Yoon et al. describe how two signaling pathways combine to ensure that cells only grow when sufficient nutrients are available.
The kinase complex mTORC1 stimulates protein synthesis in response to various growth factors, as long as the cell's supply of amino acids is plentiful. If enough nutrients are available, the Rag family of small GTPases helps deliver mTORC1 to lysosomes, where the kinase complex is activated. The phosphatidylinositol 3-kinase hVps34 is also thought to promote mTORC1 activity in the presence of amino acids, but how this enzyme controls mTORC1 is unclear.
Yoon et al. found that hVps34 stimulated the activity of phospholipase D1 (PLD1), an enzyme that activates mTORC1 by generating phosphatidic acid. Amino acids boosted PLD1 activity in cells as long as hVps34 was active. PLD1, in turn, was required for amino acids and hVps34 to stimulate mTORC1. hVps34 activated PLD1 by producing phosphatidylinositol 3-phosphate, which bound to a lipid-binding PX domain in PLD1.
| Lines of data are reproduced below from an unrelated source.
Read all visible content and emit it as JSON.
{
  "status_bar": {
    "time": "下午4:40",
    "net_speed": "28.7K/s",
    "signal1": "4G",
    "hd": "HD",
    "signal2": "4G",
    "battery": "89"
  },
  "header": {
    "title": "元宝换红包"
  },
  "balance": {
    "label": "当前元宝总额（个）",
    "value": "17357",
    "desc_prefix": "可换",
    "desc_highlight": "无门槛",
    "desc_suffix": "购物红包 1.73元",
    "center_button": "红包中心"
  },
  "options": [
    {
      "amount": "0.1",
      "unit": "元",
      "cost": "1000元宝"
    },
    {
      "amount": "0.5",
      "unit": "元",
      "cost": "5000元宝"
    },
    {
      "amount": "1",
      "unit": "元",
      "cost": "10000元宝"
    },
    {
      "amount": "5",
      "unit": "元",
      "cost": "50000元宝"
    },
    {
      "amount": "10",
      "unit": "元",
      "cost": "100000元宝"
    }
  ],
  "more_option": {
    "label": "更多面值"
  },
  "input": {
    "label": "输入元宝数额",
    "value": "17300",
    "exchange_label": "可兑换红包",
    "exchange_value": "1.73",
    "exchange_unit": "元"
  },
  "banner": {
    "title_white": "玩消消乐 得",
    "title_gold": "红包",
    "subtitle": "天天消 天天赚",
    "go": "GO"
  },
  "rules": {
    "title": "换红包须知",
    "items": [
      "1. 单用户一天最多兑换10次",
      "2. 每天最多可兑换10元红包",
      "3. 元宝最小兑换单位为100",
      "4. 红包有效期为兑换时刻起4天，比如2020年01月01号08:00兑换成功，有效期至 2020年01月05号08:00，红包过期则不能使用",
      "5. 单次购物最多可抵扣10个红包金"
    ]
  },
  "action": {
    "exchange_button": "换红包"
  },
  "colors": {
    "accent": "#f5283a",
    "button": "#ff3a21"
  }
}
Amino acids and hVps34 also stimulated PLD1's translocation to lysosomes, a necessary step for mTORC1 activation. PLD1 was still delivered to lysosomes in cells lacking Rag GTPases, however, indicating that the two amino acid–sensing pathways—hVps34 and Rag—act in parallel to bring PLD1 and mTORC1 together when nutrient levels are high enough to permit growth. Senior author Jie Chen now wants to investigate where in the cell hVps34 stimulates PLD1 and to determine why lysosomes are the designated site of mTORC1 activation.